* _Records supplied_:
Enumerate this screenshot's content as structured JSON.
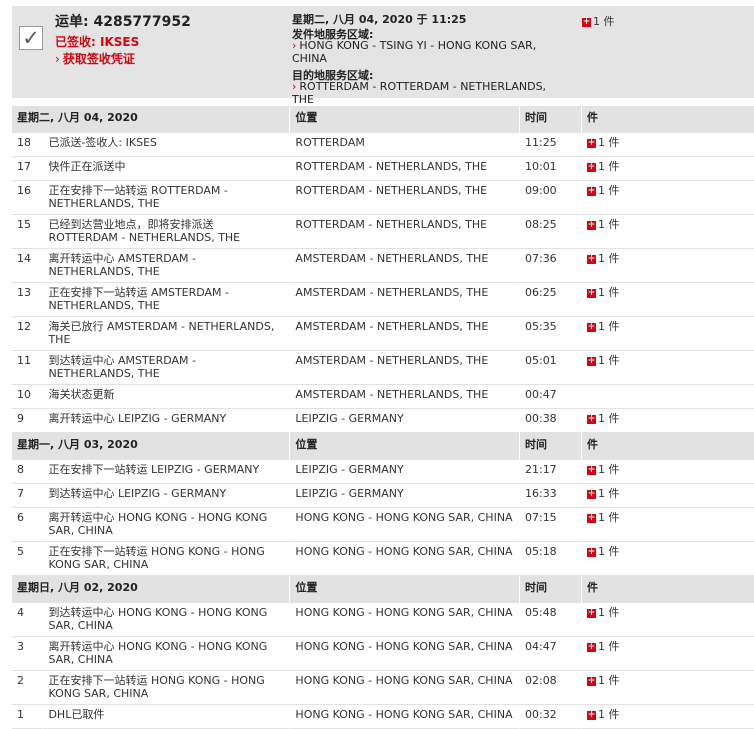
{
  "summary": {
    "waybill": "运单: 4285777952",
    "status": "已签收: IKSES",
    "proof_link": "获取签收凭证",
    "date_time": "星期二, 八月 04, 2020 于 11:25",
    "origin_label": "发件地服务区域:",
    "origin_value": "HONG KONG - TSING YI - HONG KONG SAR, CHINA",
    "destination_label": "目的地服务区域:",
    "destination_value": "ROTTERDAM - ROTTERDAM - NETHERLANDS, THE",
    "pieces": "1 件"
  },
  "columns": {
    "location": "位置",
    "time": "时间",
    "pieces": "件"
  },
  "days": [
    {
      "date": "星期二, 八月 04, 2020",
      "events": [
        {
          "num": "18",
          "desc": "已派送-签收人: IKSES",
          "loc": "ROTTERDAM",
          "time": "11:25",
          "pieces": "1 件"
        },
        {
          "num": "17",
          "desc": "快件正在派送中",
          "loc": "ROTTERDAM - NETHERLANDS, THE",
          "time": "10:01",
          "pieces": "1 件"
        },
        {
          "num": "16",
          "desc": "正在安排下一站转运 ROTTERDAM - NETHERLANDS, THE",
          "loc": "ROTTERDAM - NETHERLANDS, THE",
          "time": "09:00",
          "pieces": "1 件"
        },
        {
          "num": "15",
          "desc": "已经到达营业地点，即将安排派送 ROTTERDAM - NETHERLANDS, THE",
          "loc": "ROTTERDAM - NETHERLANDS, THE",
          "time": "08:25",
          "pieces": "1 件"
        },
        {
          "num": "14",
          "desc": "离开转运中心 AMSTERDAM - NETHERLANDS, THE",
          "loc": "AMSTERDAM - NETHERLANDS, THE",
          "time": "07:36",
          "pieces": "1 件"
        },
        {
          "num": "13",
          "desc": "正在安排下一站转运 AMSTERDAM - NETHERLANDS, THE",
          "loc": "AMSTERDAM - NETHERLANDS, THE",
          "time": "06:25",
          "pieces": "1 件"
        },
        {
          "num": "12",
          "desc": "海关已放行 AMSTERDAM - NETHERLANDS, THE",
          "loc": "AMSTERDAM - NETHERLANDS, THE",
          "time": "05:35",
          "pieces": "1 件"
        },
        {
          "num": "11",
          "desc": "到达转运中心 AMSTERDAM - NETHERLANDS, THE",
          "loc": "AMSTERDAM - NETHERLANDS, THE",
          "time": "05:01",
          "pieces": "1 件"
        },
        {
          "num": "10",
          "desc": "海关状态更新",
          "loc": "AMSTERDAM - NETHERLANDS, THE",
          "time": "00:47",
          "pieces": ""
        },
        {
          "num": "9",
          "desc": "离开转运中心 LEIPZIG - GERMANY",
          "loc": "LEIPZIG - GERMANY",
          "time": "00:38",
          "pieces": "1 件"
        }
      ]
    },
    {
      "date": "星期一, 八月 03, 2020",
      "events": [
        {
          "num": "8",
          "desc": "正在安排下一站转运 LEIPZIG - GERMANY",
          "loc": "LEIPZIG - GERMANY",
          "time": "21:17",
          "pieces": "1 件"
        },
        {
          "num": "7",
          "desc": "到达转运中心 LEIPZIG - GERMANY",
          "loc": "LEIPZIG - GERMANY",
          "time": "16:33",
          "pieces": "1 件"
        },
        {
          "num": "6",
          "desc": "离开转运中心 HONG KONG - HONG KONG SAR, CHINA",
          "loc": "HONG KONG - HONG KONG SAR, CHINA",
          "time": "07:15",
          "pieces": "1 件"
        },
        {
          "num": "5",
          "desc": "正在安排下一站转运 HONG KONG - HONG KONG SAR, CHINA",
          "loc": "HONG KONG - HONG KONG SAR, CHINA",
          "time": "05:18",
          "pieces": "1 件"
        }
      ]
    },
    {
      "date": "星期日, 八月 02, 2020",
      "events": [
        {
          "num": "4",
          "desc": "到达转运中心 HONG KONG - HONG KONG SAR, CHINA",
          "loc": "HONG KONG - HONG KONG SAR, CHINA",
          "time": "05:48",
          "pieces": "1 件"
        },
        {
          "num": "3",
          "desc": "离开转运中心 HONG KONG - HONG KONG SAR, CHINA",
          "loc": "HONG KONG - HONG KONG SAR, CHINA",
          "time": "04:47",
          "pieces": "1 件"
        },
        {
          "num": "2",
          "desc": "正在安排下一站转运 HONG KONG - HONG KONG SAR, CHINA",
          "loc": "HONG KONG - HONG KONG SAR, CHINA",
          "time": "02:08",
          "pieces": "1 件"
        },
        {
          "num": "1",
          "desc": "DHL已取件",
          "loc": "HONG KONG - HONG KONG SAR, CHINA",
          "time": "00:32",
          "pieces": "1 件"
        }
      ]
    }
  ],
  "icons": {
    "status_check": "checkmark-icon",
    "expand_pieces": "plus-icon",
    "link_arrow": "chevron-right-icon"
  },
  "colors": {
    "accent_red": "#d40511",
    "header_gray": "#e4e4e4"
  }
}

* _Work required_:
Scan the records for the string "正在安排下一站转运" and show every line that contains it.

* _Solution_:
          "desc": "正在安排下一站转运 ROTTERDAM - NETHERLANDS, THE",
          "desc": "正在安排下一站转运 AMSTERDAM - NETHERLANDS, THE",
          "desc": "正在安排下一站转运 LEIPZIG - GERMANY",
          "desc": "正在安排下一站转运 HONG KONG - HONG KONG SAR, CHINA",
          "desc": "正在安排下一站转运 HONG KONG - HONG KONG SAR, CHINA",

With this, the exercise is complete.